Not Dead Yet 

As this article discusses, brick-and-mortar stores are not dead yet.  They are becoming fulfillment sites for online shopping, experiential venues and sources for expertise not readily available online.  Amazon itself is in the brick-and-mortar business with its Whole Foods stores and new retail sites that are cashier-less.  As convenient as it is to shop online with home delivery, there are still some things people would rather get for themselves.  It is unclear what the long-term future is for brick-and-mortar stores, however.  One issue that online retailers will have to fix is thievery after delivery.  The New York Times reported that 90,000 packages a day go missing in the five boroughs.  That is more than enough to give brick-and-mortar a new life.  The near future will see retailers continuing to shrink with some moving successfully to a mix of online and in-store shopping.  It will require time, successful web sites, logistics and bucks.  Stores like Walmart and Home Depot will survive.  Others won't.

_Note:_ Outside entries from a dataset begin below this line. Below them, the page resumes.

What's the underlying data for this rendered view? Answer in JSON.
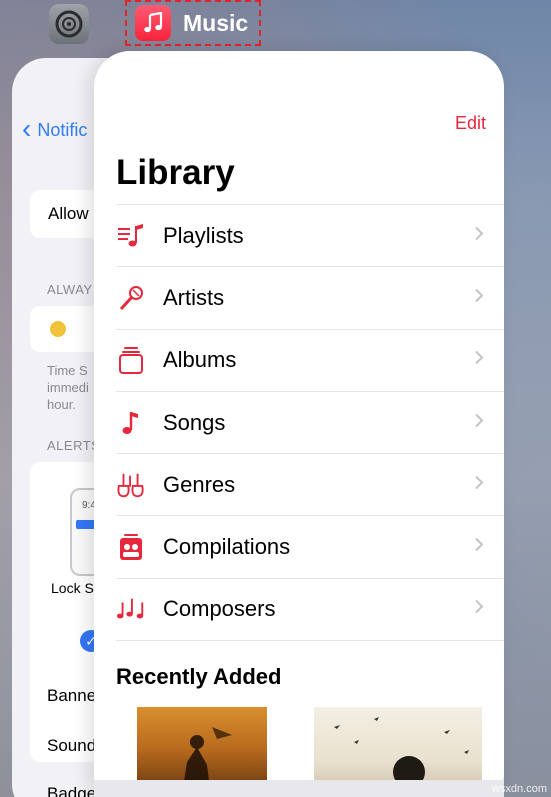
{
  "app_switcher": {
    "current_app": "Music"
  },
  "settings_card": {
    "back_label": "Notific",
    "allow_label": "Allow",
    "always_header": "ALWAY",
    "time_caption": [
      "Time S",
      "immedi",
      "hour."
    ],
    "alerts_header": "ALERTS",
    "preview_time": "9:4",
    "lock_label": "Lock S",
    "banner_label": "Banne",
    "sound_label": "Sound",
    "badge_label": "Badge"
  },
  "music": {
    "edit_label": "Edit",
    "library_title": "Library",
    "accent_color": "#e5283b",
    "items": [
      {
        "label": "Playlists",
        "icon": "playlists-icon"
      },
      {
        "label": "Artists",
        "icon": "microphone-icon"
      },
      {
        "label": "Albums",
        "icon": "albums-icon"
      },
      {
        "label": "Songs",
        "icon": "music-note-icon"
      },
      {
        "label": "Genres",
        "icon": "guitars-icon"
      },
      {
        "label": "Compilations",
        "icon": "compilation-icon"
      },
      {
        "label": "Composers",
        "icon": "composer-notes-icon"
      }
    ],
    "recently_added_title": "Recently Added"
  },
  "watermark": "wsxdn.com"
}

Monday, December 02, 2019


Infrastructure can be a major PR problem when situations happen like this.  EV's don't have enough charging stations nationwide.  They need to be as available as gas stations but they aren't -- not yet anyway.  The lack of rechargers can make the difference between purchasing an EV or a hybrid, which doesn't need them.  Tesla understands this and is moving quickly to put in stations in all 50 states but until they become commonplace, many consumers will think about EVs but choose something else.  Press releases won't solve this PR challenge.  It takes infrastructure.

This page is powered by Blogger. Isn't yours?